Provided information:

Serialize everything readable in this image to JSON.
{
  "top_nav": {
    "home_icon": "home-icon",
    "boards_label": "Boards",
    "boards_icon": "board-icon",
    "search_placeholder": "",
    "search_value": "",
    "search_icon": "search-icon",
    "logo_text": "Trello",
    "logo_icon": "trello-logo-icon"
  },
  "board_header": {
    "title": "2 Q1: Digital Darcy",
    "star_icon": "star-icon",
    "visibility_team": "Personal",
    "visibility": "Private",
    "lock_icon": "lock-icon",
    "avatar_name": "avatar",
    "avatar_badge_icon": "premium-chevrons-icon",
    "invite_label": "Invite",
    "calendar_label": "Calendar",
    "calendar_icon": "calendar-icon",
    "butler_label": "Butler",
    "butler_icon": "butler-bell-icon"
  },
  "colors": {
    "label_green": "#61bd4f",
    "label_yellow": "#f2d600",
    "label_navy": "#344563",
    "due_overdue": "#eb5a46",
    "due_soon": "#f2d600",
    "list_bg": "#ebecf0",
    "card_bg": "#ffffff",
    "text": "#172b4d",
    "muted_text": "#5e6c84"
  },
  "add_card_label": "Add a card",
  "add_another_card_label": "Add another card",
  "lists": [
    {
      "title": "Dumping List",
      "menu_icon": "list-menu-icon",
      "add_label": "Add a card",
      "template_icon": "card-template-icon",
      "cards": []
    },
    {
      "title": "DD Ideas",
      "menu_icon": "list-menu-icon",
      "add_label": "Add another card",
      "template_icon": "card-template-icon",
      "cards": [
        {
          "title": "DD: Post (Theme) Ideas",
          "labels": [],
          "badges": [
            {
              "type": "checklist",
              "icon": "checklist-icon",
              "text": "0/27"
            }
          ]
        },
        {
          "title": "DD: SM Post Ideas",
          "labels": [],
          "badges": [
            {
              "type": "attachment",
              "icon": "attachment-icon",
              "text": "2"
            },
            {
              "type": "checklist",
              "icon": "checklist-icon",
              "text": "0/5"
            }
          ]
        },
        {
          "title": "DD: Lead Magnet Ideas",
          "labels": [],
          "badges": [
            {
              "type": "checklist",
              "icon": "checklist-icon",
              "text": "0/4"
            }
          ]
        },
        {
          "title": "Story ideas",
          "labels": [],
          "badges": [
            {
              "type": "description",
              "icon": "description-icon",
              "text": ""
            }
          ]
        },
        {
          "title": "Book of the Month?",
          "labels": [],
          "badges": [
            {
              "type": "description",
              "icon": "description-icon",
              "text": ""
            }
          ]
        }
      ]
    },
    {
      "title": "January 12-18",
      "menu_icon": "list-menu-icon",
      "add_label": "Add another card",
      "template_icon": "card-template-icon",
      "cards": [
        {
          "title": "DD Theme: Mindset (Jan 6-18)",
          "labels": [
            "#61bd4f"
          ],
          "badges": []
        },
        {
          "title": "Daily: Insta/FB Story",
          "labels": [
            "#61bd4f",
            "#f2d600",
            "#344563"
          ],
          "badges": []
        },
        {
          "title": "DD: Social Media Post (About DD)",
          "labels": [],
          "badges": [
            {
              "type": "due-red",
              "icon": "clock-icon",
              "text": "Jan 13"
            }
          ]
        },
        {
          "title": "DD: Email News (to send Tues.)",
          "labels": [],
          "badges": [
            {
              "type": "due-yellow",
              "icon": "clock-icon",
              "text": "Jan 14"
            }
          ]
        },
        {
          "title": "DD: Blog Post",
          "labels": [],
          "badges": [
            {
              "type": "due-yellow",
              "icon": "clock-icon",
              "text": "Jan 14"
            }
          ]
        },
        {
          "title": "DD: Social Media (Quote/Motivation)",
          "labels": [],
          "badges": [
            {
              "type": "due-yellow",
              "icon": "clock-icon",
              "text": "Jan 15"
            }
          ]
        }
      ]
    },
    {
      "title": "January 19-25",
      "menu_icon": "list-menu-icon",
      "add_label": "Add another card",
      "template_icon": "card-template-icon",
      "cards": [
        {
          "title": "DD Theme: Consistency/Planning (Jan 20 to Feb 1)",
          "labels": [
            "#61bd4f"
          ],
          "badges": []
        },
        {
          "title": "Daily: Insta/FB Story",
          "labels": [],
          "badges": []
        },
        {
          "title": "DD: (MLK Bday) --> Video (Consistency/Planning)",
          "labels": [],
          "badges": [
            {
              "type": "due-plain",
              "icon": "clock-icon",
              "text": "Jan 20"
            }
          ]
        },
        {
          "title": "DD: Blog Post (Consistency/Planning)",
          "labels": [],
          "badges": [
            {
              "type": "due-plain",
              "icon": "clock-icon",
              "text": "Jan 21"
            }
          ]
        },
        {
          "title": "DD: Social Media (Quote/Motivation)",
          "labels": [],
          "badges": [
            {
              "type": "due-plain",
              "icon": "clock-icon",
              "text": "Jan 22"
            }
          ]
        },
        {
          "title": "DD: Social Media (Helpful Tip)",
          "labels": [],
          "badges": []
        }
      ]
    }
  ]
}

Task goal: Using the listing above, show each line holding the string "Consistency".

Solution for this problem:
          "title": "DD Theme: Consistency/Planning (Jan 20 to Feb 1)",
          "title": "DD: (MLK Bday) --> Video (Consistency/Planning)",
          "title": "DD: Blog Post (Consistency/Planning)",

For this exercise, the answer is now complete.